#### Data to use ####

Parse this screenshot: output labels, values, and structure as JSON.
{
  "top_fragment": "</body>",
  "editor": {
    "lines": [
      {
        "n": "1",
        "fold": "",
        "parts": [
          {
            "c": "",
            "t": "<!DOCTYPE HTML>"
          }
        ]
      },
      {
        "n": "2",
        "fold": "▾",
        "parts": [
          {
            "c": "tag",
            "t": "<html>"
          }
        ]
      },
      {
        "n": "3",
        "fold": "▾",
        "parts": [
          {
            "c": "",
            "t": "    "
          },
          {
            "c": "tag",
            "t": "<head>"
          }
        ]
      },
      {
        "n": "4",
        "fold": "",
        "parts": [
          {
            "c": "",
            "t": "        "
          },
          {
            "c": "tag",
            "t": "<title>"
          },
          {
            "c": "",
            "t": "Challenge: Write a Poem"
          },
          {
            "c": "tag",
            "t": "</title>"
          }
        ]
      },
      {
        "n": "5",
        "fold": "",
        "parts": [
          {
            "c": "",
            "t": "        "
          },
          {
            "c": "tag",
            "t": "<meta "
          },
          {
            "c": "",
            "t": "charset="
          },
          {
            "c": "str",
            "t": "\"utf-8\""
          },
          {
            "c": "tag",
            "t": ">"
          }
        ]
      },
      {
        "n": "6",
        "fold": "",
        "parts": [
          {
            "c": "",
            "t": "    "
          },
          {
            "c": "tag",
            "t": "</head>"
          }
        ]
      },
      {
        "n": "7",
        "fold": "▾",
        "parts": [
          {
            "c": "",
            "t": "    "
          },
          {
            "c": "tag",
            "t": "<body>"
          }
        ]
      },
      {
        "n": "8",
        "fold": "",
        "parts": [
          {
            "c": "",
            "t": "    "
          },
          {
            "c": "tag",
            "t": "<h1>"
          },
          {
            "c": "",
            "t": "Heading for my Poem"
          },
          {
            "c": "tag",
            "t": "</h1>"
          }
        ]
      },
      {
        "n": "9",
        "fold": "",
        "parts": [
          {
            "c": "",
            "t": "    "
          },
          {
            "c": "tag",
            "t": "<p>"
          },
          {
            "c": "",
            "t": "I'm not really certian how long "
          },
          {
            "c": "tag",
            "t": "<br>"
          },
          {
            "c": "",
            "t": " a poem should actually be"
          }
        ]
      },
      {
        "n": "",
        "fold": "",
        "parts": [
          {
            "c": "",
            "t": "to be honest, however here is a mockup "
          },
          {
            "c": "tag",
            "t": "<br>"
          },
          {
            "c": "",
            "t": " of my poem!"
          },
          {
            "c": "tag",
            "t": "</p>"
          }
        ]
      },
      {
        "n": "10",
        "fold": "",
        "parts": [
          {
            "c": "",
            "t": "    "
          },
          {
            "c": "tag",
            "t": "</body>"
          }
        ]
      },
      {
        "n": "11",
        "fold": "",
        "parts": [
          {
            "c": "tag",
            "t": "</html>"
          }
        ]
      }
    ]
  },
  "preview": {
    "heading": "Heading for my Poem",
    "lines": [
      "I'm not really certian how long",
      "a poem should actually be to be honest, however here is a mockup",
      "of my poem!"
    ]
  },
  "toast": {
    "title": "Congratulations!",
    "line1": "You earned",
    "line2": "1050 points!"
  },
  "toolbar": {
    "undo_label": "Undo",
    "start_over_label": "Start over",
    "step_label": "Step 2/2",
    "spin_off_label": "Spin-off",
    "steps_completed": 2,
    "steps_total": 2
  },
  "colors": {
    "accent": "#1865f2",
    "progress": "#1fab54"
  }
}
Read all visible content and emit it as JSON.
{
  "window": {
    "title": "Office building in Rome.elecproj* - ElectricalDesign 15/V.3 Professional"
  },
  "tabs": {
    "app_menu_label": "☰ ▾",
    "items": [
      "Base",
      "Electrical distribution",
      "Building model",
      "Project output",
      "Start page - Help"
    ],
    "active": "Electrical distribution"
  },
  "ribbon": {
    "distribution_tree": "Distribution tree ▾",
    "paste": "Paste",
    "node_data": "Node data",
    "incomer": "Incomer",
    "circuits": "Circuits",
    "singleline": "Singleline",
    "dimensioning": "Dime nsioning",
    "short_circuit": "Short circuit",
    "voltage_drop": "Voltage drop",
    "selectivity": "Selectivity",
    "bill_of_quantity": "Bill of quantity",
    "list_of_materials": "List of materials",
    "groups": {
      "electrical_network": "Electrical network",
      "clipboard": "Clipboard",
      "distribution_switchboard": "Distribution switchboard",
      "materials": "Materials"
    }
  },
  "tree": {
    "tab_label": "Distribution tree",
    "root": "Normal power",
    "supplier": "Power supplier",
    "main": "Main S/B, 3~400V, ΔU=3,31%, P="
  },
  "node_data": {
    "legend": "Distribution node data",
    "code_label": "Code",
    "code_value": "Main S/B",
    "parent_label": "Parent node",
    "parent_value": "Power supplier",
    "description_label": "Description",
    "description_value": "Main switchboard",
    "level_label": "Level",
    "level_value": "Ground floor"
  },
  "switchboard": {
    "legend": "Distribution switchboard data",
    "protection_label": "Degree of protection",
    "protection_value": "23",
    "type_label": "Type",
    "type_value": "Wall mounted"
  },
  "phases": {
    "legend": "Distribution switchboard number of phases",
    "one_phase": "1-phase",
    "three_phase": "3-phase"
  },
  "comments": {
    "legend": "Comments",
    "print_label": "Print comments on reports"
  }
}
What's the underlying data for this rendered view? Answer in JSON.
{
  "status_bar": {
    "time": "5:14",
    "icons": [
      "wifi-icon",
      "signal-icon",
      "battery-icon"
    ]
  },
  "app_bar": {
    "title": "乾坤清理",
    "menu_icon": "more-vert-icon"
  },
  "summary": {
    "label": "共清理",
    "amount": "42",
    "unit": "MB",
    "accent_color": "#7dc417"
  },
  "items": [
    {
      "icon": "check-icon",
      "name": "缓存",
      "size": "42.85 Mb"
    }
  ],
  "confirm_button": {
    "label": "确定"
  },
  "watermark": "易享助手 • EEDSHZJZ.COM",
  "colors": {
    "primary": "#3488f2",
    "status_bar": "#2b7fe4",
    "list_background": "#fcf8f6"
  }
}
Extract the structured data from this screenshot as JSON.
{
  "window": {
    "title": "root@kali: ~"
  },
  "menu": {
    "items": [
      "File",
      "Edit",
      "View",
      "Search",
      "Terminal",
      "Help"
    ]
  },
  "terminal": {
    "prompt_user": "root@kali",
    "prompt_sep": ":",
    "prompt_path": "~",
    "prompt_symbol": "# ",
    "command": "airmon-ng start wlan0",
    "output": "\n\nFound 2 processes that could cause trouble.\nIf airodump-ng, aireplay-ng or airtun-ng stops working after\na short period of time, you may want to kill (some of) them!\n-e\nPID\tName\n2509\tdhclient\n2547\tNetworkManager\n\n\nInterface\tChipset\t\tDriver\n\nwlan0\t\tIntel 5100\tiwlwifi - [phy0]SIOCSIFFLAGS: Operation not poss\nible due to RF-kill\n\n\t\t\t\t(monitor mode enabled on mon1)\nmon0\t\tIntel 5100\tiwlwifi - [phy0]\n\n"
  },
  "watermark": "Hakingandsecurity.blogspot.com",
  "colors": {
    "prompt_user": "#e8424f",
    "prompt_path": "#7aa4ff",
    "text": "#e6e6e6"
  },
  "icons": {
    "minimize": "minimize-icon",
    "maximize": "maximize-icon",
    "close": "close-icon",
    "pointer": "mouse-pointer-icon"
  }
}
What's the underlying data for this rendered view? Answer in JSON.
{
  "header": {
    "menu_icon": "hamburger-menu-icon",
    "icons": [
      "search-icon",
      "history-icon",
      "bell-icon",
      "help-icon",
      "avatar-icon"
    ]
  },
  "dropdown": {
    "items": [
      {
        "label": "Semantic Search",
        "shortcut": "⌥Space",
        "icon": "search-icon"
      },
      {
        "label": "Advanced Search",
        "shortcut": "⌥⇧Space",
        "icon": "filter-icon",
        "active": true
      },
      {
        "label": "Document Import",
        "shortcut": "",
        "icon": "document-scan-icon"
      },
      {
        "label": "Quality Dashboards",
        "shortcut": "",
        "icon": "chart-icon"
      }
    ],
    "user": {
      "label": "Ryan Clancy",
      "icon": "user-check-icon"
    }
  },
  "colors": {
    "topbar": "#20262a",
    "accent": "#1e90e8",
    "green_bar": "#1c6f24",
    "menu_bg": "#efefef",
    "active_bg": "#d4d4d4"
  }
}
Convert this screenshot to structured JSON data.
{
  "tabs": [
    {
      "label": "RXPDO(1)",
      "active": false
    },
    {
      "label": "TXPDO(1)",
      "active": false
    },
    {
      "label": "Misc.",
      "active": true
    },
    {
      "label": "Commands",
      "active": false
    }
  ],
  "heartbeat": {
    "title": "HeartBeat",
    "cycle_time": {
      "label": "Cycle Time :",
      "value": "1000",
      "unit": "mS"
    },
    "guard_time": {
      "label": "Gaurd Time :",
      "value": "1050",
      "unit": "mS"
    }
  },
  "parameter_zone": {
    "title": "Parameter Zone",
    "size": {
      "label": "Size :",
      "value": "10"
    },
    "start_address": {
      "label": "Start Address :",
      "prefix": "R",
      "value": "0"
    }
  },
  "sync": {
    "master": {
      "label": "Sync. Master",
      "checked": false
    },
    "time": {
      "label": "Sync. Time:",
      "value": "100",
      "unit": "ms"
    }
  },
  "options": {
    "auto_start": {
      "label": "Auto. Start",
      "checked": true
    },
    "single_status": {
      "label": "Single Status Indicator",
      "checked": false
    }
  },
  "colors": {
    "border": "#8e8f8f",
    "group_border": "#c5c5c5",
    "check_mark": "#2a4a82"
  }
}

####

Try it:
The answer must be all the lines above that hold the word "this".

Response below:
Parse this screenshot: output labels, values, and structure as JSON.
What's the underlying data for this rendered view? Answer in JSON.
Extract the structured data from this screenshot as JSON.
What's the underlying data for this rendered view? Answer in JSON.
Convert this screenshot to structured JSON data.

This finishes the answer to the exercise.